Watson suggested that cancer medicines are currently “affordable in the UK”, and that the UK was “getting a fair deal with regards to medicines pricing,” while the NHS was “getting good value for money”.
A study entitled the Global Burden of Disease provides some interesting insights for the nation of England and NHS England as an organisation, according to the Arthritis and Musculoskeletal Alliance (AMA).
And data published in The Lancet this week further underlines this critical issue.
The study highlights what has been described as “a huge opportunity for preventive public health”.
But it also paints a picture of musculoskeletal disorders remaining a serious problem, suggesting that this issue is under-prioritised when the enormous and growing burden of the problem is taken into consideration.
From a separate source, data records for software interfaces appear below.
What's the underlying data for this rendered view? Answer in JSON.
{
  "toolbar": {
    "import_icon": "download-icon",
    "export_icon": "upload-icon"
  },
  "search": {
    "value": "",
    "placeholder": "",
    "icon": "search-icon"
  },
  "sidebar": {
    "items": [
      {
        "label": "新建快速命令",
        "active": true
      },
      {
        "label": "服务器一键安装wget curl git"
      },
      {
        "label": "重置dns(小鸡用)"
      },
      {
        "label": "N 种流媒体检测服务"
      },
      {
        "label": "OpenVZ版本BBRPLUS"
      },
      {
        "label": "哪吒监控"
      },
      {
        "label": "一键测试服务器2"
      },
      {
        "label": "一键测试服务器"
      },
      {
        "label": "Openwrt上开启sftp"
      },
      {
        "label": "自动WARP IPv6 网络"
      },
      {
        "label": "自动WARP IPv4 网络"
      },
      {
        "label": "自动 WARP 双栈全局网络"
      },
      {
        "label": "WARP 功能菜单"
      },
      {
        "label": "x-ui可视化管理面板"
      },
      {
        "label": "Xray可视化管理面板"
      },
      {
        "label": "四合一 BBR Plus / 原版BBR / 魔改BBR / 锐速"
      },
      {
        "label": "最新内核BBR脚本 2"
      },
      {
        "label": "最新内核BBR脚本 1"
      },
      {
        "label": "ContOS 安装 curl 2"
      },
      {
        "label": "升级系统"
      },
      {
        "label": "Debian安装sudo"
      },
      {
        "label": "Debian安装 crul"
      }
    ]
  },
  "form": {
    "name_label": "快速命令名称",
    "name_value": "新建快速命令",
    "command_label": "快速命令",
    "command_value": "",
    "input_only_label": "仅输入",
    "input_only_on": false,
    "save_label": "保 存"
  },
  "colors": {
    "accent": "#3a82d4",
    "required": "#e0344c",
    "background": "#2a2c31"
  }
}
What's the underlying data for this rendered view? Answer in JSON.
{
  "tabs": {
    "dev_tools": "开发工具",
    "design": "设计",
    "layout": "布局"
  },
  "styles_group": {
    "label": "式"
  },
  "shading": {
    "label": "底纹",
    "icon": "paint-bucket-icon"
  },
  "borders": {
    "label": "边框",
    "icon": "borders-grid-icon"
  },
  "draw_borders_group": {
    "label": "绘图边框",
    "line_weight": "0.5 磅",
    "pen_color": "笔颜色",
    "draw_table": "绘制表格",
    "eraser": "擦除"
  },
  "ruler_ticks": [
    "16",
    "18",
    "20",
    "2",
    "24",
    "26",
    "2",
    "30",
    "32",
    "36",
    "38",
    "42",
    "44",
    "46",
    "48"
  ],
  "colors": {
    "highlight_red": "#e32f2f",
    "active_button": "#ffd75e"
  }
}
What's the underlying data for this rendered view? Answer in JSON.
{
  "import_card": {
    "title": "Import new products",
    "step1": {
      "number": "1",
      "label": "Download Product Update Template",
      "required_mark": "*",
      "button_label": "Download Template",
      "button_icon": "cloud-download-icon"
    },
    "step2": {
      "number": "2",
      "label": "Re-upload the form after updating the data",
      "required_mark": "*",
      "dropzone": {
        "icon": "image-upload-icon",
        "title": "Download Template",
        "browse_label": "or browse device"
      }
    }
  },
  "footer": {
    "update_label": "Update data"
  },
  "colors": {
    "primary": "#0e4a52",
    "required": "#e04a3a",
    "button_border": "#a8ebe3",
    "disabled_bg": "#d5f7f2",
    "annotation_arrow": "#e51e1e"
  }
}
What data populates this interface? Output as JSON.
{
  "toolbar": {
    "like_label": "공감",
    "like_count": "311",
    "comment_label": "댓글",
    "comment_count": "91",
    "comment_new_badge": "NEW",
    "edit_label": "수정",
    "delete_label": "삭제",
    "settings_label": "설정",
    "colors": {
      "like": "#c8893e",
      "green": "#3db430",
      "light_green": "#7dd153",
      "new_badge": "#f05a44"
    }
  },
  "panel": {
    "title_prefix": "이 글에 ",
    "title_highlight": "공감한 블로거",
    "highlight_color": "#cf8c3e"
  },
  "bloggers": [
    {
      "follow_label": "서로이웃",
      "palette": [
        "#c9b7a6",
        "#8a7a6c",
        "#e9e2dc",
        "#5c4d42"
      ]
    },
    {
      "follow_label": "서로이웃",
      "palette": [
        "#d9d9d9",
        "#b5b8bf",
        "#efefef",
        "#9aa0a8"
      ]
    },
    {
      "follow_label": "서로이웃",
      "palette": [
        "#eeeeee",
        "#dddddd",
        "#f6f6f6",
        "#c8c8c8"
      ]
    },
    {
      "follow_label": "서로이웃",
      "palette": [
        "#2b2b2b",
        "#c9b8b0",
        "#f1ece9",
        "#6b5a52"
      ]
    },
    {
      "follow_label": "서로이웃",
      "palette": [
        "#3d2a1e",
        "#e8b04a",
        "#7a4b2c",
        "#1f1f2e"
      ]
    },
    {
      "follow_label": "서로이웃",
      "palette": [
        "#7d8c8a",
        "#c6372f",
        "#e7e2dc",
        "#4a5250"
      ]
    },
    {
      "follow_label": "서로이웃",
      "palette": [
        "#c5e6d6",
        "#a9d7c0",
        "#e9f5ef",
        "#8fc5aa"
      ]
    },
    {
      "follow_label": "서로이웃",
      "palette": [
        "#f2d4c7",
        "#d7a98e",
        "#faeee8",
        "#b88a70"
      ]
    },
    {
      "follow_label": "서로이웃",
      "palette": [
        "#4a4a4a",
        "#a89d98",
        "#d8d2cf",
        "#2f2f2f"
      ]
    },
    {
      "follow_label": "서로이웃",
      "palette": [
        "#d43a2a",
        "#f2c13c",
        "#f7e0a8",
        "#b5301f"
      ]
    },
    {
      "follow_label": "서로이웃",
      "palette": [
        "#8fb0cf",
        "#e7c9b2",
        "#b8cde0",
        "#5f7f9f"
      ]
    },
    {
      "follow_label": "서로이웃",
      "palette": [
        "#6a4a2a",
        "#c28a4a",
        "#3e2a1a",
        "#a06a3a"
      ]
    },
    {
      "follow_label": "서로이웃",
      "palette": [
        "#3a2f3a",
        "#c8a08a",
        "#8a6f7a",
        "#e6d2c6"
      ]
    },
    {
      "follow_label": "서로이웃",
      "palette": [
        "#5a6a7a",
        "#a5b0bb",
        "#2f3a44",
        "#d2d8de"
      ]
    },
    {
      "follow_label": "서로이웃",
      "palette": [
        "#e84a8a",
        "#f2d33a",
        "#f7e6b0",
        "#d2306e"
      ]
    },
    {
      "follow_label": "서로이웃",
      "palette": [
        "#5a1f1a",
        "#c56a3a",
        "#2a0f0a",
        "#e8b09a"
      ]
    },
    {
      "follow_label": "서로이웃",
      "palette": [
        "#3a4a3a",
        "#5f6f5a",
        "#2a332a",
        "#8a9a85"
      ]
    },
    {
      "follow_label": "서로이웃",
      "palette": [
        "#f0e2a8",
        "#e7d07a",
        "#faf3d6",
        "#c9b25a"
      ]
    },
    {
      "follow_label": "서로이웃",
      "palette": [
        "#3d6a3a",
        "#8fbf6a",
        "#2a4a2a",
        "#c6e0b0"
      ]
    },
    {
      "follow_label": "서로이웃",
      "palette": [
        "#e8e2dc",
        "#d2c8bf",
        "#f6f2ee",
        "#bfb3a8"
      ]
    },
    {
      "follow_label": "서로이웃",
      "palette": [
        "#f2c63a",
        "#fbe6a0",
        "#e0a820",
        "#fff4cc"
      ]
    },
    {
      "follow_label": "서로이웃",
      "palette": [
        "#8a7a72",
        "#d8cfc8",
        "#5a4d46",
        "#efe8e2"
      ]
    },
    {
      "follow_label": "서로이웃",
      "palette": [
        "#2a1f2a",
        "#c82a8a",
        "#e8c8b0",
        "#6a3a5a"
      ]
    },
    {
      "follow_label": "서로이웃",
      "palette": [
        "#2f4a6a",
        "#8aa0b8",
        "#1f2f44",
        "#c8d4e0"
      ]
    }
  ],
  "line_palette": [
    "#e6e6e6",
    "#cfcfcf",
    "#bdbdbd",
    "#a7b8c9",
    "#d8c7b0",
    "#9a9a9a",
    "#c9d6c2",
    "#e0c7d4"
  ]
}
The AMA has particularly highlighted the problems illustrated by the Global Burden of Disease, and called for significant action within the United Kingdom.
Produced by the Institute for Health Metrics and Evaluation, the Global Burden of Diseases, Injuries, and Risk Factors Study is the largest and most comprehensive effort to date to measure epidemiological levels and trends worldwide.
The survey highlights that developed economies and nations such as the UK face a growing burden of disability, with larger numbers of residents living longer with increasingly long-term conditions.
Among the conditions of this nature identified by the study, musculoskeletal disorders are by far the single largest cause.
If this global survey wasn’t strong enough evidence in itself, then new data applied specifically to England that has been published in The Lancet journal brings the subject into sharper focus.
The data suggests that health services in England must do more to tackle conditions such as musculoskeletal disorders.
It is particularly suggested that integrated models of care and a sharply more preventative approach would be particularly effective.
Musculoskeletal disorders affect as many as ten million people across the United Kingdom, and have a massive impact on the NHS budget.
It is suggested by The Lancet study that muscular disorders are the fourth highest subject of spending in the NHS, accounting for £5 billion annually.
Additionally, muscular disorders impose a significant workload on staff within the NHS, yet are not being dealt with efficiently.
The Lancet study suggests that 40 per cent of the current NHS burden related to muscular disorders can be attributed to potentially preventable risk factors.
Findings from the study indicate that treatment for musculoskeletal diseases within the UK tends to be based on “incomplete data at subnational level, and the level of inequality for many disorders is likely to be underestimated.”
And the study also suggests that there is insufficient strategic provision for muscular disorders within the NHS, despite the evidence that such complaints are increasing.
Prof Anthony Woolf, Chair of the Arthritis and Musculoskeletal Alliance (ARMA) and co-author of the study, suggested that the evidence indicated that a change of tack and organisation related to the issue is essential.
“The new…evidence published in The Lancet paints a familiar and compelling picture which requires us to take stock of where resources need to be invested in order to successfully meet the challenges not just of tomorrow, but of today. This means a better understanding of the risk factors behind the growing burden of disability in this country, and a greater emphasis on tackling some of the major causes of this through a more joined-up and preventive approach. [Musculoskeletal] disorders in particular must not be an afterthought but must constitute a central focus for national and local strategies aimed at improving health and well-being across the board,” Woolf stated.
Dr. Liam O’Toole, chief executive of charity Arthritis Research UK, added: “Today’s study provides conclusive evidence that for too long, the needs of the millions of people in the UK living with neck, back pain and osteoarthritis have been ignored. This is an issue that will not go away.”